• [Aim of the exercise] Would you show every line from the records that holds "ÿÿÿÿ"?

----- Task material

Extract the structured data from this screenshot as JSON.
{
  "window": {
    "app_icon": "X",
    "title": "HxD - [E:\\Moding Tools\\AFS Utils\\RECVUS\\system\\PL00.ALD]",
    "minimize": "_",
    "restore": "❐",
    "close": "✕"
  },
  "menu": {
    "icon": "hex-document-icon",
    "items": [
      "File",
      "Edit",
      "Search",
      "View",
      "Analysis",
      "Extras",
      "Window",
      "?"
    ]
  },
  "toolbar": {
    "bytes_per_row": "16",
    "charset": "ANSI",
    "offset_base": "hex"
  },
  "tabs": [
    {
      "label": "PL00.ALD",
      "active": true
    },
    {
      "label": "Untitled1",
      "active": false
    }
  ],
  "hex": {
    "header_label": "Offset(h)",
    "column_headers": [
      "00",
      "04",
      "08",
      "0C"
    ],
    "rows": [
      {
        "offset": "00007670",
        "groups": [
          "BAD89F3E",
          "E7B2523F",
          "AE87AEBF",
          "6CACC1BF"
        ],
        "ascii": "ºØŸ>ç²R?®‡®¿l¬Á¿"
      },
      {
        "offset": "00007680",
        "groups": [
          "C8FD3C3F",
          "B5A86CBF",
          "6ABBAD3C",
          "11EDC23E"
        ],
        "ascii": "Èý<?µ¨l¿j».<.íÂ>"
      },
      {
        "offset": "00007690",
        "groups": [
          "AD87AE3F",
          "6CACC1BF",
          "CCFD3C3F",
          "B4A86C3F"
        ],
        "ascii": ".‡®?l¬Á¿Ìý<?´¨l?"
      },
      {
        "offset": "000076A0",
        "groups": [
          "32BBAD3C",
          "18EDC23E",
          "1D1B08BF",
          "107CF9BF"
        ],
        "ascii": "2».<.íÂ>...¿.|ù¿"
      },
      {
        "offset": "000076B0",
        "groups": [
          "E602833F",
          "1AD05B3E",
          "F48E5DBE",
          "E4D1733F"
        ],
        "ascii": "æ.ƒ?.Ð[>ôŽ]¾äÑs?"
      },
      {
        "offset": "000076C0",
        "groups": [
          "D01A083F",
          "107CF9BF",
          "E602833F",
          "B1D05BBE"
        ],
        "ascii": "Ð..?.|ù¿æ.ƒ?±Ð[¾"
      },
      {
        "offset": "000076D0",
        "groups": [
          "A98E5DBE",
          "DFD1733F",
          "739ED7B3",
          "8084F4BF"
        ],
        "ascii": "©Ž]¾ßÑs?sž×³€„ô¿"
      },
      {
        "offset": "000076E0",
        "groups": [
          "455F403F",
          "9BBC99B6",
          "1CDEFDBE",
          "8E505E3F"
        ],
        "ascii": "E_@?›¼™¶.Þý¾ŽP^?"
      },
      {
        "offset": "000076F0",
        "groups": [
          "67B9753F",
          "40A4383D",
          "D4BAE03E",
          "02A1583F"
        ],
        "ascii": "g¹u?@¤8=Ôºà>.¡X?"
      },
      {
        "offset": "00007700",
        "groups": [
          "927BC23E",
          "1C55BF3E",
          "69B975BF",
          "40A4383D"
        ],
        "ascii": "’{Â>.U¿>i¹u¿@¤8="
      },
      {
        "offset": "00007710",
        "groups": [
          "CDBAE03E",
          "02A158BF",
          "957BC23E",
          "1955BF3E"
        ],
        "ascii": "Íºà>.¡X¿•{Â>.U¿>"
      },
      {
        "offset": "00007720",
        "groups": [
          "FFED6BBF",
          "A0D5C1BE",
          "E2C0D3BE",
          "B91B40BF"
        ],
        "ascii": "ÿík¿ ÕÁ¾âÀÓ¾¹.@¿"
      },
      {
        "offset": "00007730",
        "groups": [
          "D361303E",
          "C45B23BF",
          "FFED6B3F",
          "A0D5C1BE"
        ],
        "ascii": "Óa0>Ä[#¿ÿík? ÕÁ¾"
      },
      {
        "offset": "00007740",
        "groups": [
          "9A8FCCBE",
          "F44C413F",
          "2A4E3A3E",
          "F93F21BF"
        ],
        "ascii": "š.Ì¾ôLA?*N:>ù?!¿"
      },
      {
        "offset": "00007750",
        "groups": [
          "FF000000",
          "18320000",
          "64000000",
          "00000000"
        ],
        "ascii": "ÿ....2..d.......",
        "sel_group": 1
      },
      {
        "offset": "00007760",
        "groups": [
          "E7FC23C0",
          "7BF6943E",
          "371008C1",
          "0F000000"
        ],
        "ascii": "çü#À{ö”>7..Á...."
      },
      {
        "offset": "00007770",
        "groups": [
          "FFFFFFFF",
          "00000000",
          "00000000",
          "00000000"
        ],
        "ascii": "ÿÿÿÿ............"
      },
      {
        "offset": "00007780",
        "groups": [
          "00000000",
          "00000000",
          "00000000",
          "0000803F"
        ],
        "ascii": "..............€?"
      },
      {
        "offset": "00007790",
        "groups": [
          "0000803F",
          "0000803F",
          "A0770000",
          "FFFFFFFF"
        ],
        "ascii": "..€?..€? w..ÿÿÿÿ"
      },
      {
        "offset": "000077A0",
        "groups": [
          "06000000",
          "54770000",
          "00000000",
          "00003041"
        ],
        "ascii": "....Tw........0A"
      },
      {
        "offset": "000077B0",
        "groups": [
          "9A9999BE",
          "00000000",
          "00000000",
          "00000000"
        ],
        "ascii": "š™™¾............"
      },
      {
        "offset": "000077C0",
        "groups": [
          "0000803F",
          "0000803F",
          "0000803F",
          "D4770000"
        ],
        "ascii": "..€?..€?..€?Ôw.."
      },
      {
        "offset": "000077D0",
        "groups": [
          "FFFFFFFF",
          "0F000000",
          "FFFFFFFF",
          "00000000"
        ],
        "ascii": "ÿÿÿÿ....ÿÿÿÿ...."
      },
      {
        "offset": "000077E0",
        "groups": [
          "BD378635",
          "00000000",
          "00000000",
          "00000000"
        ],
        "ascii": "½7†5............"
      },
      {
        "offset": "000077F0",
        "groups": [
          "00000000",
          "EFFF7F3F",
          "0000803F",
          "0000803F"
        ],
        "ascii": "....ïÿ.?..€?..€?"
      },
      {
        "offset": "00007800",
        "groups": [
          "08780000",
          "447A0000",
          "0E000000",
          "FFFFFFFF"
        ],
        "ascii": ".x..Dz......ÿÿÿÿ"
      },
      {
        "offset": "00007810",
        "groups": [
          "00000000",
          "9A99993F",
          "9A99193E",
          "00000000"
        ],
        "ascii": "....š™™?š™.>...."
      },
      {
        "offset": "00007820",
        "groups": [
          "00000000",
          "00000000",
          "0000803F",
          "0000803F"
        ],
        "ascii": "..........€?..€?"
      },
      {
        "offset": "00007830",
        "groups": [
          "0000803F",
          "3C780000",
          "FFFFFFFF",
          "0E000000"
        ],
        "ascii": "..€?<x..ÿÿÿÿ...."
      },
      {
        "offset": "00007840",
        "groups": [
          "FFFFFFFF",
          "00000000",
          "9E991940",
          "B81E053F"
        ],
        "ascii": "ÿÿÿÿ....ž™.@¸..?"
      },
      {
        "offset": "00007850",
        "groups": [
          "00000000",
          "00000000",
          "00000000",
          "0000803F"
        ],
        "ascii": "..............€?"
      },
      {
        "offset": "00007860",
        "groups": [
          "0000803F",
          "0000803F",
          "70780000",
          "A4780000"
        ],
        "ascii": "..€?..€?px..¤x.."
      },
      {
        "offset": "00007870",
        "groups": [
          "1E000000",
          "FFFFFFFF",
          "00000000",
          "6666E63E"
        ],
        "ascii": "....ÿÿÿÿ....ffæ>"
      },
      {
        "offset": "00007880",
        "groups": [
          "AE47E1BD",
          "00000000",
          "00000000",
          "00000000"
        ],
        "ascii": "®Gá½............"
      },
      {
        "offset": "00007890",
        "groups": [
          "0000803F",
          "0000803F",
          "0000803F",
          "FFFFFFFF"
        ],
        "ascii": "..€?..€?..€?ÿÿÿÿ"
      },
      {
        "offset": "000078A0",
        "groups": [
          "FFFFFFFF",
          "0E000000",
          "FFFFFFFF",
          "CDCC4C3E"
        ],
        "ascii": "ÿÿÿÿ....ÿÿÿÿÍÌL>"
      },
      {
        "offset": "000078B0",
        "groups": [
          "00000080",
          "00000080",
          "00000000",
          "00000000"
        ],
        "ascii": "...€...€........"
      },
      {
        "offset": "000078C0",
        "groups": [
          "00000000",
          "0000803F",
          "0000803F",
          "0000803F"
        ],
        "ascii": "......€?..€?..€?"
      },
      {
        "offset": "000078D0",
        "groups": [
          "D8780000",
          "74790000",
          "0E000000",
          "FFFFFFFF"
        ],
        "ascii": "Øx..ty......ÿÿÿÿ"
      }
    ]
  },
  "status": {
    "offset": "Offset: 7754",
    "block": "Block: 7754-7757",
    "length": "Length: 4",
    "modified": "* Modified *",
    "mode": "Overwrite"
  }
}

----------
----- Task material

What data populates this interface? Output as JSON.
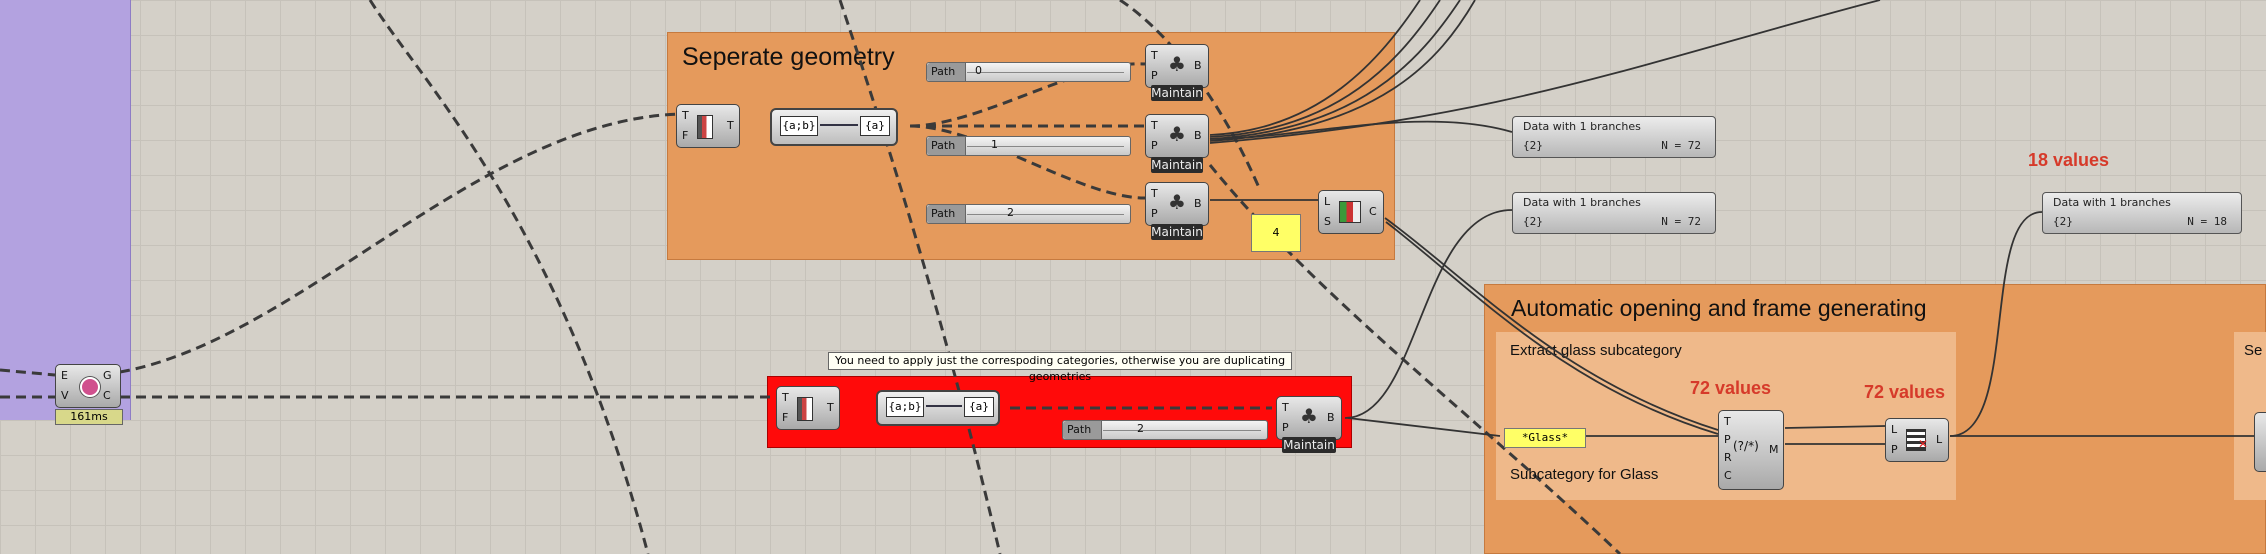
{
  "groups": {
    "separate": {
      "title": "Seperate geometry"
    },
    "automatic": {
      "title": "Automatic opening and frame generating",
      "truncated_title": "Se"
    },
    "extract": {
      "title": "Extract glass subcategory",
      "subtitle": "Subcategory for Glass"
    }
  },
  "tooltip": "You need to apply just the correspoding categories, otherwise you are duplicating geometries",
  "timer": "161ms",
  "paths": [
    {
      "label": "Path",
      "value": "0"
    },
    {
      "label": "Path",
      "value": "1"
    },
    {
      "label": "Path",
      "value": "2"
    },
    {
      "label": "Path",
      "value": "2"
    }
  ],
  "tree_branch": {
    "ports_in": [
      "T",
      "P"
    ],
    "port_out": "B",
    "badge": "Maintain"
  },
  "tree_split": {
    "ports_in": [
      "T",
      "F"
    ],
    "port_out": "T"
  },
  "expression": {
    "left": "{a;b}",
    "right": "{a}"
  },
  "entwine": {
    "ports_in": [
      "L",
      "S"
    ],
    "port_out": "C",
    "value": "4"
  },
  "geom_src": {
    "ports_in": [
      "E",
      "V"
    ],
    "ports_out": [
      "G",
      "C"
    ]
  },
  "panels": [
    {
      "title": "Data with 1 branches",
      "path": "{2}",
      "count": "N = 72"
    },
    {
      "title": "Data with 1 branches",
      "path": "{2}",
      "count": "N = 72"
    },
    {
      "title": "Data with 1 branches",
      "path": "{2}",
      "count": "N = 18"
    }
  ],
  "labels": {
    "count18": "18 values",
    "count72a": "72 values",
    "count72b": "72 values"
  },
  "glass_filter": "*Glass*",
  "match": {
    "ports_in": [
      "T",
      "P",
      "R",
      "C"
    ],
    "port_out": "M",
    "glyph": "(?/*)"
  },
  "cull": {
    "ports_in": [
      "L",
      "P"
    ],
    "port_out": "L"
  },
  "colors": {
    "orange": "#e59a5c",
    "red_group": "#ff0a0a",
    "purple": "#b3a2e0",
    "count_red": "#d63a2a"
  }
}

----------
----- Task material

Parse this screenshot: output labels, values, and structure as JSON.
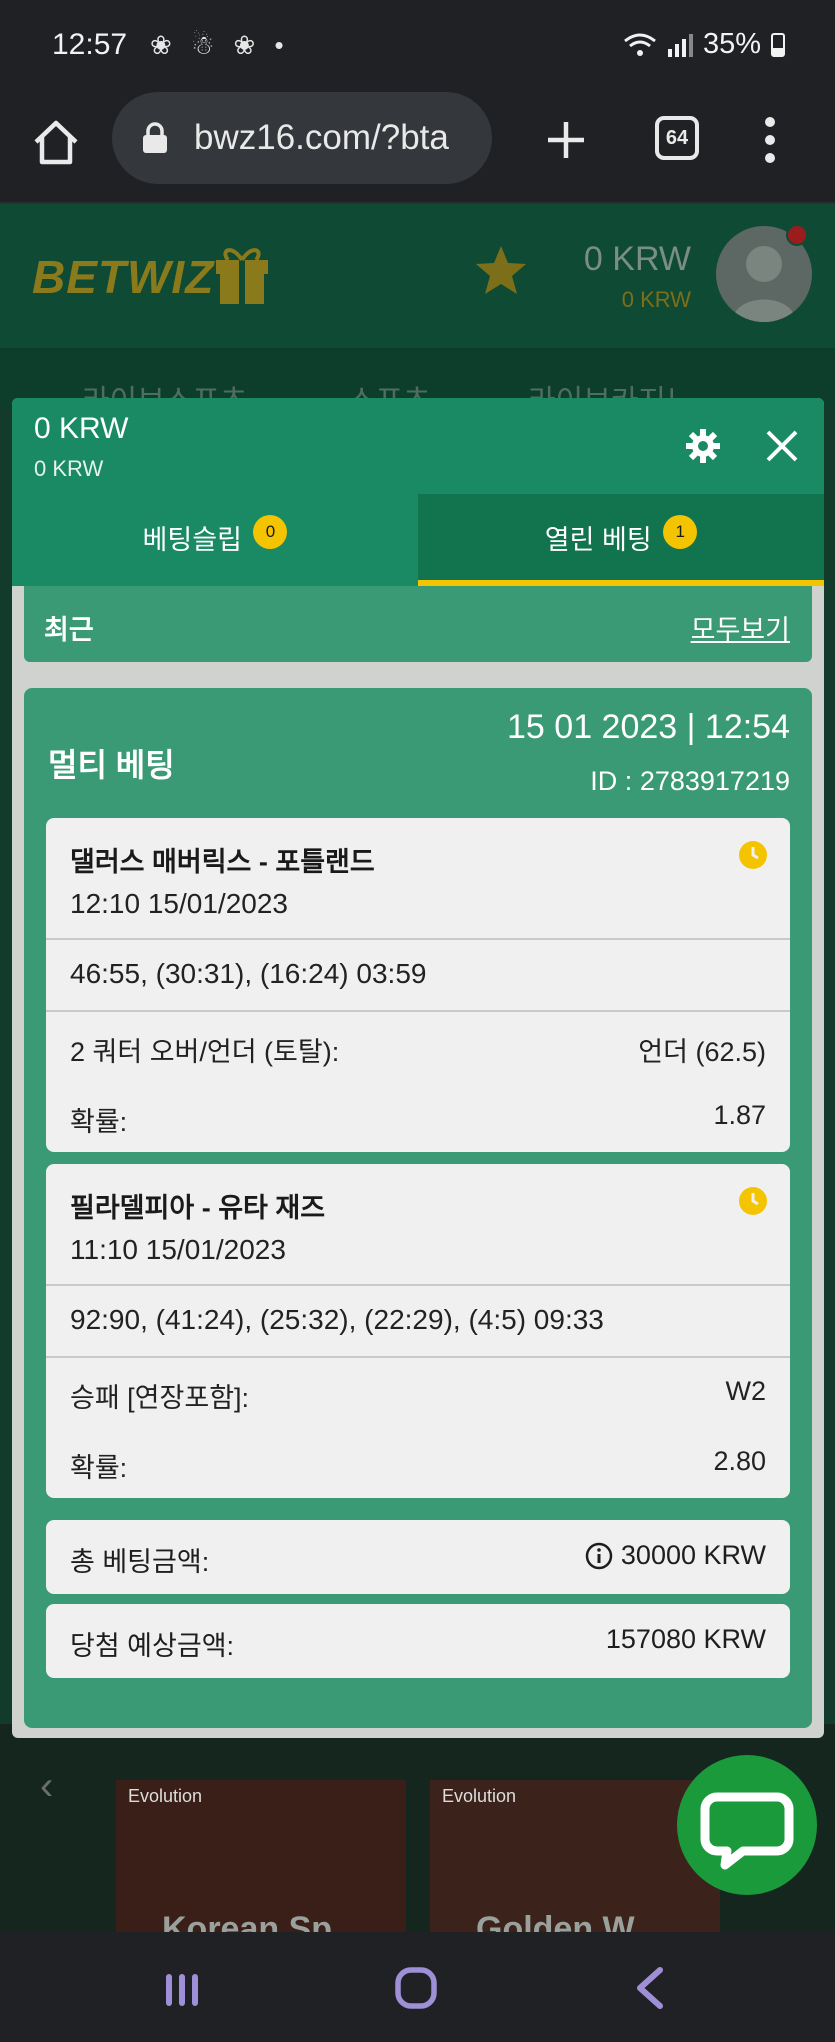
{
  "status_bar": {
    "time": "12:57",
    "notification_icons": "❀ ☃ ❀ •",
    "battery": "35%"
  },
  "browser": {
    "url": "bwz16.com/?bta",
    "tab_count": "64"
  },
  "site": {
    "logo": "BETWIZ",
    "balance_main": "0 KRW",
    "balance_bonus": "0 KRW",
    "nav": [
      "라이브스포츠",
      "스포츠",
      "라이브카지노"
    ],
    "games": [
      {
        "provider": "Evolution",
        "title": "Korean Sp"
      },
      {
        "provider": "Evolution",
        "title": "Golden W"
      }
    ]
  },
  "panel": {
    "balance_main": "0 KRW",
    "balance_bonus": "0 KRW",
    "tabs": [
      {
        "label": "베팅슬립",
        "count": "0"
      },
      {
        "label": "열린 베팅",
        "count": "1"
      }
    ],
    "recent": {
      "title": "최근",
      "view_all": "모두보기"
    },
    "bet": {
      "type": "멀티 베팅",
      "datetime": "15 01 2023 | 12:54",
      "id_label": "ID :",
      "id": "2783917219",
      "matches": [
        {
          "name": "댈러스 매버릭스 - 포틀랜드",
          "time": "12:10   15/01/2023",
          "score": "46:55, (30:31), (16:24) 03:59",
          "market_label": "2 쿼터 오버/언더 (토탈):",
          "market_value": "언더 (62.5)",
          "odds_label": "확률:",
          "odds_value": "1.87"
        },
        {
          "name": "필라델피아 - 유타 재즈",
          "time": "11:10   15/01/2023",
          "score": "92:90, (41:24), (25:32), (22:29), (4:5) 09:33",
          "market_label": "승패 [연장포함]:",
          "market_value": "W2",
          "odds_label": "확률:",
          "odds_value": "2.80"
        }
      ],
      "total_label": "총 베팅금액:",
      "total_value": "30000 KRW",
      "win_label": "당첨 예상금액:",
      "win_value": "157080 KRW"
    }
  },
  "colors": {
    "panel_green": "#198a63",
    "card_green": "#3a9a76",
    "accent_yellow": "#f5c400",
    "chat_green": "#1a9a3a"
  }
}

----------

• [Answer area]
        "ascii": "ÿÿÿÿ............"
        "ascii": "..€?..€? w..ÿÿÿÿ"
        "ascii": "ÿÿÿÿ....ÿÿÿÿ...."
        "ascii": ".x..Dz......ÿÿÿÿ"
        "ascii": "..€?<x..ÿÿÿÿ...."
        "ascii": "ÿÿÿÿ....ž™.@¸..?"
        "ascii": "....ÿÿÿÿ....ffæ>"
        "ascii": "..€?..€?..€?ÿÿÿÿ"
        "ascii": "ÿÿÿÿ....ÿÿÿÿÍÌL>"
        "ascii": "Øx..ty......ÿÿÿÿ"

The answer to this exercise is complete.